Turkey, one of the three guarantors of security on Cyprus, split by an unlawful Turkish invasion in 1974, said the United Nations Security Council shouldn’t have extended the mission of a peacekeeping force on the island as it has for decades.
Turkey said keeping the UN force on the island along with its own force as well as security guarantees from Greece and the United Kingdom, the former Colonial ruler that still has a military base there, was incompatible with previous UN reports, said Ahval, an independent online news site about Turkey.
The decision to extend the mandate will ensure the presence of UN peacekeeping forces on the Eastern Mediterranean island for the next six months, a routine approval that has gone on for scores of years to keep the two sides from fighting.
Cyprus’ legitimate government, a member of the European Union that Turkey wants to join while barring Cypriot ships and planes, had wanted to the UN force mission extended in the wake of collapsed unity talks in July, 2017 at the Swiss resort of Crans-Montana.
Jonathan Cohen, the United States’ acting permanent representative to the UN, said while perpetual peacekeeping forces aren’t the right idea that for now it allow for reconfiguration of UN activities on the island without explaining what that meant.
The peacekeeping force on the island was formed in 1964 after a bout of communal violence. Turkey said the extension contradicted statements made on Cyprus by UN Secretary General Antonio Guterres who was at the failed Swiss talks.
“Both in his report on his Mission of Good Offices in Cyprus dated 15 October 2018 and his latest report on the UN operations in Cyprus dated 11 January 2019, submitted to the UN Security Council, UN secretary-general had emphasised the need for new ideas, without referring to a specific settlement model,” the Cyprus Mail quoted the Turkish government as saying.
“Despite this fact, in this most recent resolution, the UN Security Council has adopted a position which goes beyond the UN secretary-general’s views. Moreover, the UN Security Council has voiced prejudgments regarding the result of the ongoing contacts by the UN official assigned on a temporary basis by the UN secretary-general and the possible future shape of the settlement process,” it said.

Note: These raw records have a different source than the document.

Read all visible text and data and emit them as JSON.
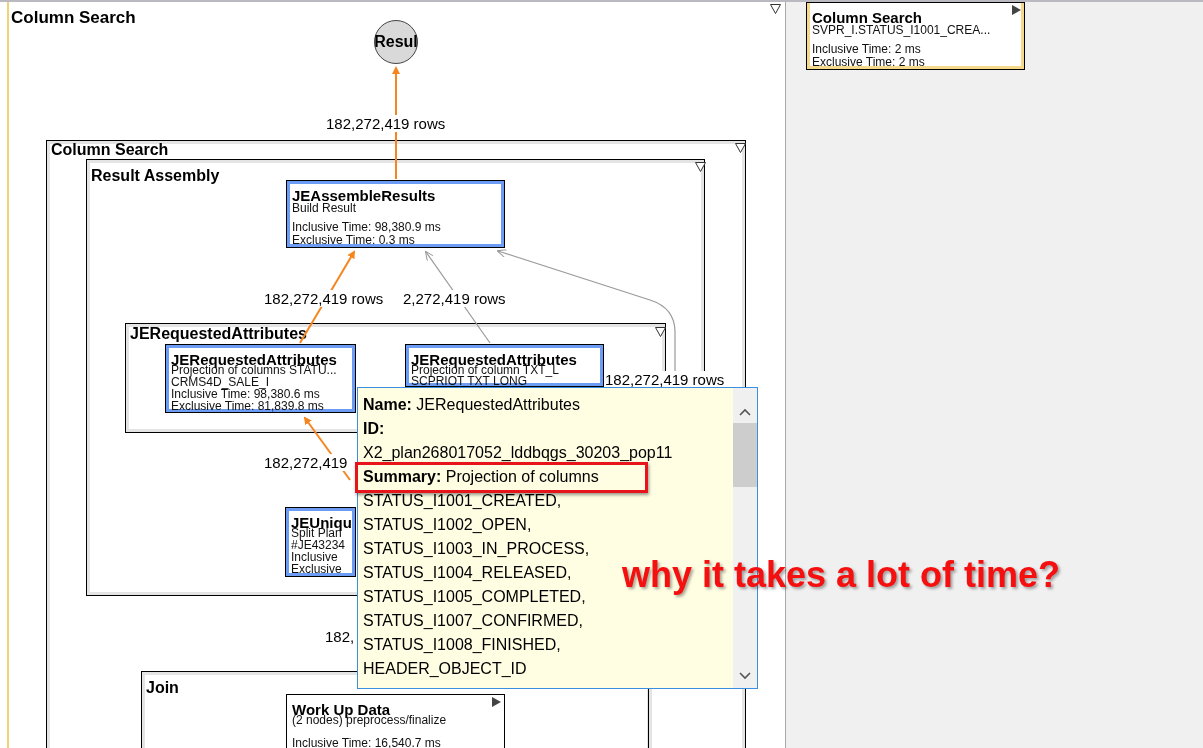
{
  "diagram": {
    "title": "Column Search",
    "collapsible": true,
    "result_node": {
      "label": "Resul"
    },
    "groups": [
      {
        "title": "Column Search",
        "collapsible": true
      },
      {
        "title": "Result Assembly",
        "collapsible": true
      },
      {
        "title": "JERequestedAttributes",
        "collapsible": true
      },
      {
        "title": "Join",
        "collapsible": false
      }
    ],
    "nodes": [
      {
        "kind": "operator",
        "expandable": false,
        "title": "JEAssembleResults",
        "lines": [
          "Build Result",
          "Inclusive Time: 98,380.9 ms",
          "Exclusive Time: 0.3 ms"
        ]
      },
      {
        "kind": "operator",
        "expandable": false,
        "title": "JERequestedAttributes",
        "lines": [
          "Projection of columns STATU...",
          "CRMS4D_SALE_I",
          "Inclusive Time: 98,380.6 ms",
          "Exclusive Time: 81,839.8 ms"
        ]
      },
      {
        "kind": "operator",
        "expandable": false,
        "title": "JERequestedAttributes",
        "lines": [
          "Projection of column TXT_L",
          "SCPRIOT TXT LONG"
        ]
      },
      {
        "kind": "operator",
        "expandable": false,
        "title": "JEUniqu",
        "lines": [
          "Split Plan",
          "#JE43234",
          "Inclusive",
          "Exclusive"
        ]
      },
      {
        "kind": "plain",
        "expandable": true,
        "title": "Work Up Data",
        "lines": [
          "(2 nodes) preprocess/finalize",
          "Inclusive Time: 16,540.7 ms"
        ]
      }
    ],
    "edge_labels": [
      "182,272,419 rows",
      "182,272,419 rows",
      "2,272,419 rows",
      "182,272,419 rows",
      "182,272,419",
      "182,"
    ]
  },
  "side_panel": {
    "node": {
      "kind": "remote",
      "expandable": true,
      "title": "Column Search",
      "lines": [
        "SVPR_I.STATUS_I1001_CREA...",
        "Inclusive Time: 2 ms",
        "Exclusive Time: 2 ms"
      ]
    }
  },
  "tooltip": {
    "lines": [
      {
        "label": "Name:",
        "value": "JERequestedAttributes"
      },
      {
        "label": "ID:"
      },
      {
        "value": "X2_plan268017052_lddbqgs_30203_pop11"
      },
      {
        "label": "Summary:",
        "value": "Projection of columns",
        "highlighted": true
      },
      {
        "value": "STATUS_I1001_CREATED,"
      },
      {
        "value": "STATUS_I1002_OPEN,"
      },
      {
        "value": "STATUS_I1003_IN_PROCESS,"
      },
      {
        "value": "STATUS_I1004_RELEASED,"
      },
      {
        "value": "STATUS_I1005_COMPLETED,"
      },
      {
        "value": "STATUS_I1007_CONFIRMED,"
      },
      {
        "value": "STATUS_I1008_FINISHED,"
      },
      {
        "value": "HEADER_OBJECT_ID"
      }
    ]
  },
  "annotation": {
    "text": "why it takes a lot of time?"
  }
}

The Turkish Foreign Ministry also criticized the UN for failing to consult with Turkish-Cypriot officials and their leader, Mustafa Akincin, on the occupied northern third, complaining they hadn’t wanted a full withdrawal of UN peacekeeping forces (UNFICYP) but that the terms of their mandate could be revised.
“UN Peacekeepers were first sent to Cyprus in March 1964. That means 55 years. UNFICYP should not become a symbol of the status quo on the island nor should the mandate serve to further encourage the Greek Cypriot side’s reluctance to work towards a settlement,” Cyprus Mail quoted Akıncı as saying.
The Greek-Cypriot side, however, said the incident had shown that Turkey was attempting to create “chaos” while the Greek administration sought an end to the dispute.
“(For) decades now Turkey is blocking a solution apparently because it has other plans,” the newspaper quoted Greek Cypriot government spokesman Prodromos Prodromou as saying.
Turkey is the only country that recognizes its self-declared Republic. The last round of reunification talks broke off when Akinci and Turkish President Recep Tayyip Erdogan said they would never remove an army on the occupied land and wanted the right to military intervene again when they wanted.
Guterres wants the talks restarted although after the Swiss debacle he released a report blaming neither side yet now saying he’s optimistic a solution can be found without explaining why.
He sent American diplomat Jane Holl Lute to talk to both sides in a bid to get them to talk again but Akinci he fears time is running out and the island headed for permanent division.